Tightening the clamps will raise your sink so that it presses against the caulk bead. Check the sink’s positioning and adjust it before the caulk solidifies.
If satisfied with the placement, leave it in place for the caulk to solidify.
Step 11: Install the Sink Clips and wingnuts
Fit a clip over the already installed studs and tighten it in place with a wingnut. Position the clips in such a way that the slotted end gets over the stud and the solid end underneath the sink’s rim.
Twist the wingnuts clockwise and tighten them. With the sink clips in place, they’ll secure your sink tightly to the countertop.
Ensure that there are no gaps between the farmhouse undermount sink and the countertop. Should you notice a gap, it means that the clips are not tight enough.
Also, ways tighten the wingnuts by hand. Avoid overtightening them, as this can damage the countertop.
Step 12: Clean the excess caulk with denatured alcohol
When pushing the sink against the countertop, some caulk may squeeze out. You need to wipe it out before it hardens. Once it cures, it gets extremely difficult to remove.
To do so, get a rag and dampen it with denatured alcohol and use it to wipe away the caulk.
Step 13: Mount the faucet and other accessories
At this stage, you’re almost done. Set all accessories on top of the caulk and install them over the holes in the countertop. After that, install the water lines.
Run these water lines through the faucet and control knobs to complete the installation process.

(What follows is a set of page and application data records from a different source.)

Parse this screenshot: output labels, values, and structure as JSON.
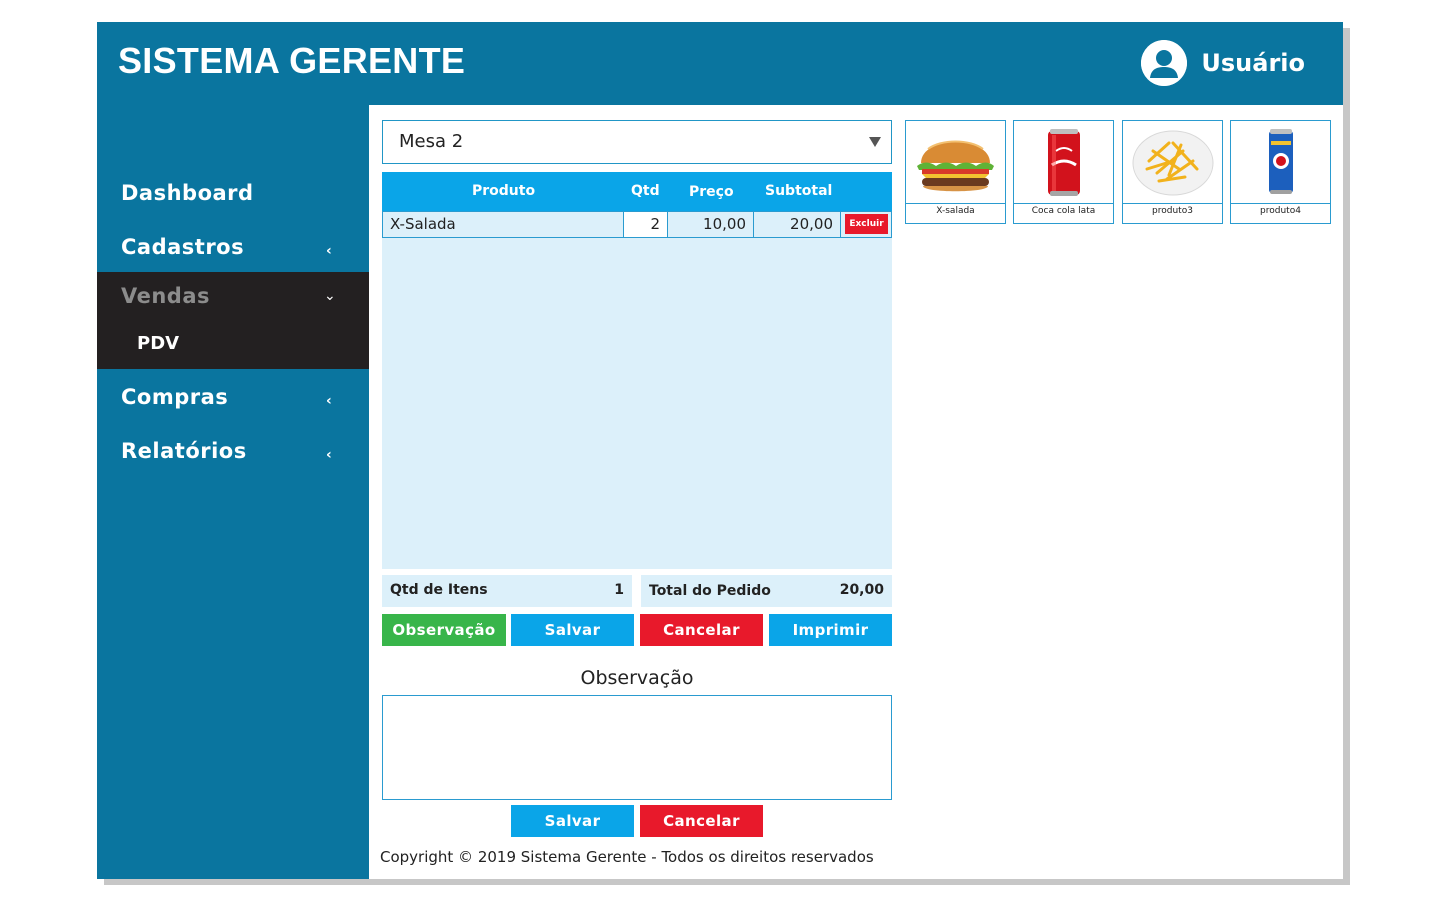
{
  "header": {
    "brand": "SISTEMA GERENTE",
    "user": "Usuário"
  },
  "sidebar": {
    "items": [
      {
        "label": "Dashboard"
      },
      {
        "label": "Cadastros",
        "chevron": "‹"
      },
      {
        "label": "Vendas",
        "chevron": "⌄",
        "sub": [
          "PDV"
        ]
      },
      {
        "label": "Compras",
        "chevron": "‹"
      },
      {
        "label": "Relatórios",
        "chevron": "‹"
      }
    ]
  },
  "main": {
    "table_select": "Mesa 2",
    "table": {
      "headers": [
        "Produto",
        "Qtd",
        "Preço",
        "Subtotal"
      ],
      "rows": [
        {
          "produto": "X-Salada",
          "qtd": "2",
          "preco": "10,00",
          "subtotal": "20,00",
          "action": "Excluir"
        }
      ]
    },
    "summary": {
      "qtd_label": "Qtd de Itens",
      "qtd_value": "1",
      "total_label": "Total do Pedido",
      "total_value": "20,00"
    },
    "actions": {
      "observacao": "Observação",
      "salvar": "Salvar",
      "cancelar": "Cancelar",
      "imprimir": "Imprimir"
    },
    "obs": {
      "title": "Observação",
      "salvar": "Salvar",
      "cancelar": "Cancelar"
    },
    "footer": "Copyright © 2019 Sistema Gerente - Todos os direitos reservados"
  },
  "products": [
    {
      "name": "X-salada",
      "icon": "burger-image"
    },
    {
      "name": "Coca cola lata",
      "icon": "coke-can-image"
    },
    {
      "name": "produto3",
      "icon": "fries-image"
    },
    {
      "name": "produto4",
      "icon": "beer-can-image"
    }
  ],
  "colors": {
    "primary": "#0a759f",
    "accent": "#0aa5e8",
    "danger": "#e8192b",
    "success": "#38b54a",
    "dark": "#232021"
  }
}
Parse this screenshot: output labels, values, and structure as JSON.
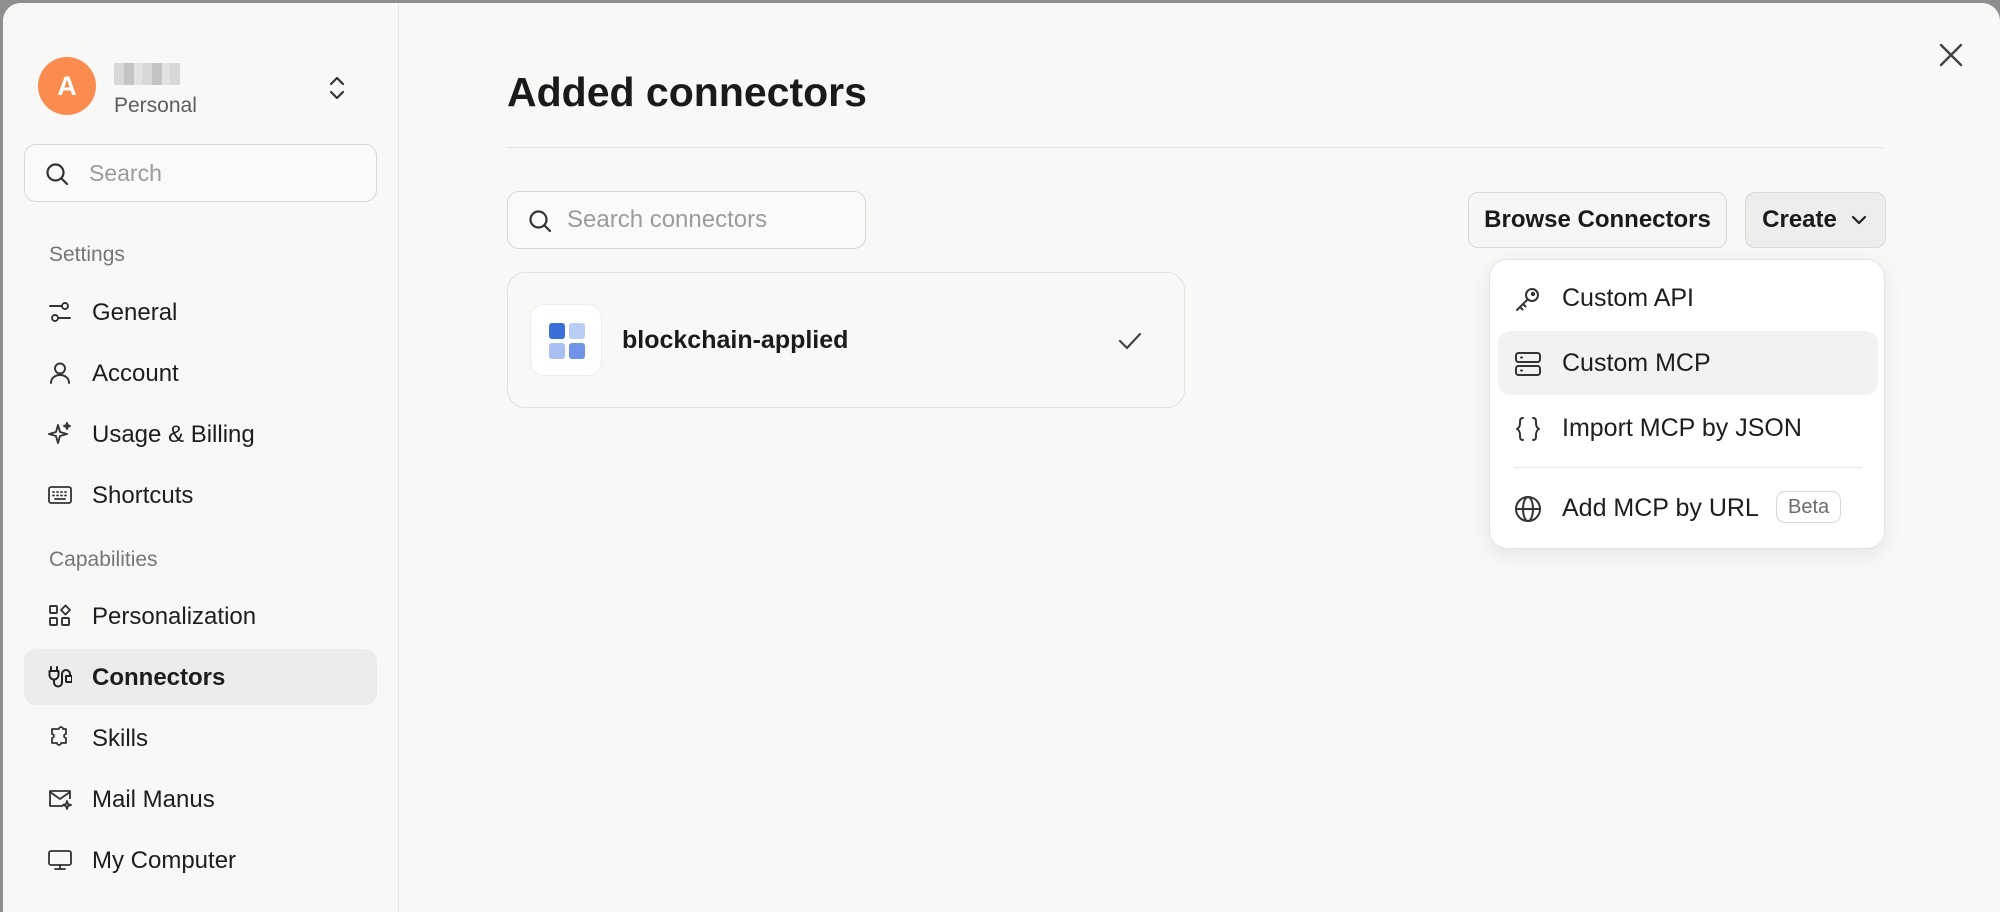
{
  "sidebar": {
    "user": {
      "avatar_initial": "A",
      "name": "",
      "plan": "Personal"
    },
    "search": {
      "placeholder": "Search"
    },
    "sections": {
      "settings": "Settings",
      "capabilities": "Capabilities"
    },
    "items": [
      {
        "id": "general",
        "label": "General",
        "icon": "sliders-icon"
      },
      {
        "id": "account",
        "label": "Account",
        "icon": "user-icon"
      },
      {
        "id": "usage-billing",
        "label": "Usage & Billing",
        "icon": "sparkle-icon"
      },
      {
        "id": "shortcuts",
        "label": "Shortcuts",
        "icon": "keyboard-icon"
      },
      {
        "id": "personalization",
        "label": "Personalization",
        "icon": "grid-icon"
      },
      {
        "id": "connectors",
        "label": "Connectors",
        "icon": "plug-icon",
        "active": true
      },
      {
        "id": "skills",
        "label": "Skills",
        "icon": "puzzle-icon"
      },
      {
        "id": "mail-manus",
        "label": "Mail Manus",
        "icon": "mail-icon"
      },
      {
        "id": "my-computer",
        "label": "My Computer",
        "icon": "monitor-icon"
      }
    ]
  },
  "main": {
    "title": "Added connectors",
    "search": {
      "placeholder": "Search connectors"
    },
    "browse_label": "Browse Connectors",
    "create_label": "Create",
    "connectors": [
      {
        "name": "blockchain-applied",
        "connected": true
      }
    ]
  },
  "create_menu": {
    "items": [
      {
        "label": "Custom API",
        "icon": "key-icon"
      },
      {
        "label": "Custom MCP",
        "icon": "server-icon",
        "hovered": true
      },
      {
        "label": "Import MCP by JSON",
        "icon": "braces-icon"
      },
      {
        "label": "Add MCP by URL",
        "icon": "globe-icon",
        "badge": "Beta"
      }
    ]
  },
  "colors": {
    "accent": "#fb8c4f",
    "background": "#f8f8f7",
    "active_item": "#ececea"
  }
}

Although undermount sinks are a little tricky to install, following all the steps listed above will help you do it yourself. We hope that you’ve found the guide helpful.